Element data from apps and pages
===============
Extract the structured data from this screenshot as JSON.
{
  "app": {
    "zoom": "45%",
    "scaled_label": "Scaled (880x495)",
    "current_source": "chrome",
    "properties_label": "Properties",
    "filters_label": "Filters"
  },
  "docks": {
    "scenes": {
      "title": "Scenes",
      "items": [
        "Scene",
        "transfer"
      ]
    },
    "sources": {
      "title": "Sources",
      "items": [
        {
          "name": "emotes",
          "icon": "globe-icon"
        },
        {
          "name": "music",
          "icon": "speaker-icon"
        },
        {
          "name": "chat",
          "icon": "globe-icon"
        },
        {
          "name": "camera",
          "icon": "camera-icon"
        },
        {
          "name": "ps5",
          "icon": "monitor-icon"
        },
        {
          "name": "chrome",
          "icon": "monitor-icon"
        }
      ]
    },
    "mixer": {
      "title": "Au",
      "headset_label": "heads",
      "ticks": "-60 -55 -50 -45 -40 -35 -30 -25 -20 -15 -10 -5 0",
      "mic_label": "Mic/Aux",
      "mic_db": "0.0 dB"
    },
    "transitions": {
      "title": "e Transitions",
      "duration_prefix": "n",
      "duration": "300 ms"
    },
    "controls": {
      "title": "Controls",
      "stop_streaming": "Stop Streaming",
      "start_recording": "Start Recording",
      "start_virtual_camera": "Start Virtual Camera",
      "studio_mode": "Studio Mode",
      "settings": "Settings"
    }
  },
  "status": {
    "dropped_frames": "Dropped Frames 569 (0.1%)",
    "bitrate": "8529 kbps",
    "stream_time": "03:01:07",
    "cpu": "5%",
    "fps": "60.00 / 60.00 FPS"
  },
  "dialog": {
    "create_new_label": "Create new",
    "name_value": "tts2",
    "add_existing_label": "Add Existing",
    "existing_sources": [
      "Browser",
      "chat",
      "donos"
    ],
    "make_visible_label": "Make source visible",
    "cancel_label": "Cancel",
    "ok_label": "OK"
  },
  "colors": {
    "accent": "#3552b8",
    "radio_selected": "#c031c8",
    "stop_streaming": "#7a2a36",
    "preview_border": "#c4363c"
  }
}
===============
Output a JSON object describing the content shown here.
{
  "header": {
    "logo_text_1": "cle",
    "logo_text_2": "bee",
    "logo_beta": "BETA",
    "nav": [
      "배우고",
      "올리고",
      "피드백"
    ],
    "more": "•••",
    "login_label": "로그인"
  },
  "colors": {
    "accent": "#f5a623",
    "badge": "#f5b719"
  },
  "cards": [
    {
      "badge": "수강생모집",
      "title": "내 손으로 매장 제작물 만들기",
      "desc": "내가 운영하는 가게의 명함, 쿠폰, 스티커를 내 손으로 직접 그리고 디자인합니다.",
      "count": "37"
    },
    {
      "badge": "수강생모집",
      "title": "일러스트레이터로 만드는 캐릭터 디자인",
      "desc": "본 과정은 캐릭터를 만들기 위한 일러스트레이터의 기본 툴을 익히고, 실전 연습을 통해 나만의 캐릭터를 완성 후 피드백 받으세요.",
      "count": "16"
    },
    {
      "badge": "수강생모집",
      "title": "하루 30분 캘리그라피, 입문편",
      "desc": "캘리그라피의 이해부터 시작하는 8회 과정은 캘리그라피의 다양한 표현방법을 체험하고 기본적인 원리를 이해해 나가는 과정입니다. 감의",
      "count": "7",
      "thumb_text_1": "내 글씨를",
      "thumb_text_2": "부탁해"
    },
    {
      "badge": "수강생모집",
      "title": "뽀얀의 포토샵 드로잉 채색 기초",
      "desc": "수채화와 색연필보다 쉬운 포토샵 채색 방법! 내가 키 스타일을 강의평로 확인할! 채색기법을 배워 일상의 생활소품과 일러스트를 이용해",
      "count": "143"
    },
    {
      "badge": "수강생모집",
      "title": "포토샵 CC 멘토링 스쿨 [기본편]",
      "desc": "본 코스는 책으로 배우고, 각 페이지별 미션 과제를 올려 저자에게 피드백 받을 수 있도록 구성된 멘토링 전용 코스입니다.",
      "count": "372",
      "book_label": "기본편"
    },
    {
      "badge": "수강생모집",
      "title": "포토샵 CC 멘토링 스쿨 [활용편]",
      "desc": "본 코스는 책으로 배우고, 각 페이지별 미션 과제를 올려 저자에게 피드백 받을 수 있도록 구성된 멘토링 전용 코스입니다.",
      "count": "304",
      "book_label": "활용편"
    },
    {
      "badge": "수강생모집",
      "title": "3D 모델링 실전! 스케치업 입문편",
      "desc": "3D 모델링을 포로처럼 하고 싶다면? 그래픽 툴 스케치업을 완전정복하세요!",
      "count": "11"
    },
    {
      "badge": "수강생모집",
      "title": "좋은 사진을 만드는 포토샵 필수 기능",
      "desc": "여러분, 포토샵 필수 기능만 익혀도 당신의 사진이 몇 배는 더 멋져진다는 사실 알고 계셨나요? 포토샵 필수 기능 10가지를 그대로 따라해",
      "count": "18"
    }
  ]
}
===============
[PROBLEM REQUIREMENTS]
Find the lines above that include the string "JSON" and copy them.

[RESPONSE TO THE EXERCISE]
Extract the structured data from this screenshot as JSON.
Output a JSON object describing the content shown here.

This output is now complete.